[Stored items from a collection]
═══

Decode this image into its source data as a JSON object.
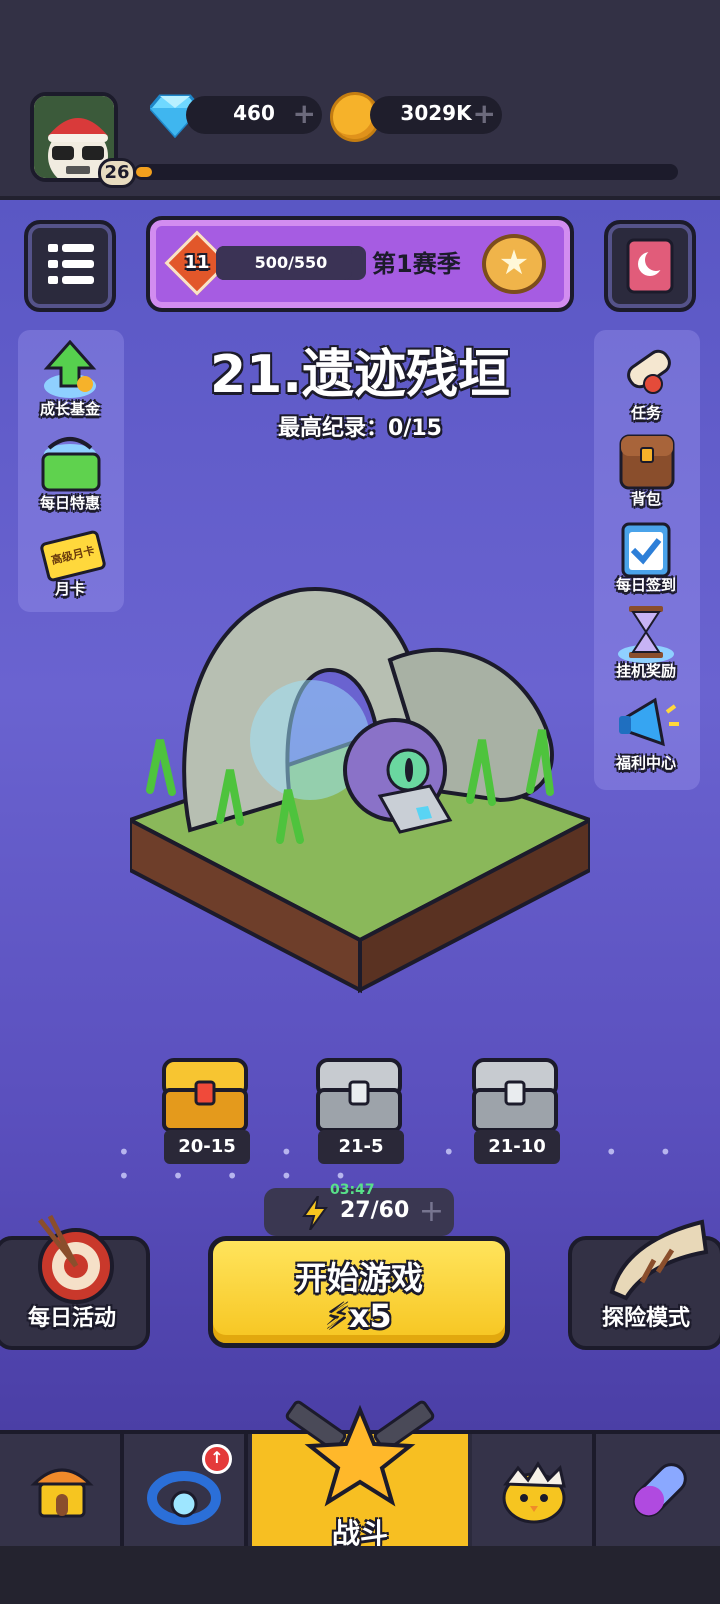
{
  "header": {
    "player_level": "26",
    "xp_fraction": 0.03,
    "gems": "460",
    "coins": "3029K"
  },
  "season": {
    "level": "11",
    "progress": "500/550",
    "progress_fraction": 0.909,
    "label": "第1赛季"
  },
  "left_menu": [
    {
      "label": "成长基金",
      "icon": "growth-fund-icon"
    },
    {
      "label": "每日特惠",
      "icon": "shopping-basket-icon"
    },
    {
      "label": "月卡",
      "card_text": "高级月卡",
      "icon": "monthly-card-icon"
    }
  ],
  "right_menu": [
    {
      "label": "任务",
      "icon": "scroll-icon"
    },
    {
      "label": "背包",
      "icon": "backpack-icon"
    },
    {
      "label": "每日签到",
      "icon": "clipboard-check-icon"
    },
    {
      "label": "挂机奖励",
      "icon": "hourglass-icon"
    },
    {
      "label": "福利中心",
      "icon": "megaphone-icon"
    }
  ],
  "stage": {
    "title": "21.遗迹残垣",
    "record": "最高纪录：0/15"
  },
  "chests": [
    {
      "label": "20-15",
      "type": "gold"
    },
    {
      "label": "21-5",
      "type": "silver"
    },
    {
      "label": "21-10",
      "type": "silver"
    }
  ],
  "energy": {
    "timer": "03:47",
    "amount": "27/60"
  },
  "start": {
    "label": "开始游戏",
    "cost": "x5"
  },
  "daily_activity": {
    "label": "每日活动"
  },
  "adventure": {
    "label": "探险模式"
  },
  "nav": {
    "battle_label": "战斗",
    "tabs": [
      "shop-icon",
      "ring-icon",
      "battle-icon",
      "chick-egg-icon",
      "capsule-icon"
    ]
  },
  "colors": {
    "accent_yellow": "#f7bf22",
    "season_purple": "#a65ce2",
    "background_purple": "#5a57c4"
  }
}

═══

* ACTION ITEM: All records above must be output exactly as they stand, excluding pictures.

* SOLUTION FOR THIS TASK:
Decode this image into its source data as a JSON object.
{
  "header": {
    "player_level": "26",
    "xp_fraction": 0.03,
    "gems": "460",
    "coins": "3029K"
  },
  "season": {
    "level": "11",
    "progress": "500/550",
    "progress_fraction": 0.909,
    "label": "第1赛季"
  },
  "left_menu": [
    {
      "label": "成长基金",
      "icon": "growth-fund-icon"
    },
    {
      "label": "每日特惠",
      "icon": "shopping-basket-icon"
    },
    {
      "label": "月卡",
      "card_text": "高级月卡",
      "icon": "monthly-card-icon"
    }
  ],
  "right_menu": [
    {
      "label": "任务",
      "icon": "scroll-icon"
    },
    {
      "label": "背包",
      "icon": "backpack-icon"
    },
    {
      "label": "每日签到",
      "icon": "clipboard-check-icon"
    },
    {
      "label": "挂机奖励",
      "icon": "hourglass-icon"
    },
    {
      "label": "福利中心",
      "icon": "megaphone-icon"
    }
  ],
  "stage": {
    "title": "21.遗迹残垣",
    "record": "最高纪录：0/15"
  },
  "chests": [
    {
      "label": "20-15",
      "type": "gold"
    },
    {
      "label": "21-5",
      "type": "silver"
    },
    {
      "label": "21-10",
      "type": "silver"
    }
  ],
  "energy": {
    "timer": "03:47",
    "amount": "27/60"
  },
  "start": {
    "label": "开始游戏",
    "cost": "x5"
  },
  "daily_activity": {
    "label": "每日活动"
  },
  "adventure": {
    "label": "探险模式"
  },
  "nav": {
    "battle_label": "战斗",
    "tabs": [
      "shop-icon",
      "ring-icon",
      "battle-icon",
      "chick-egg-icon",
      "capsule-icon"
    ]
  },
  "colors": {
    "accent_yellow": "#f7bf22",
    "season_purple": "#a65ce2",
    "background_purple": "#5a57c4"
  }
}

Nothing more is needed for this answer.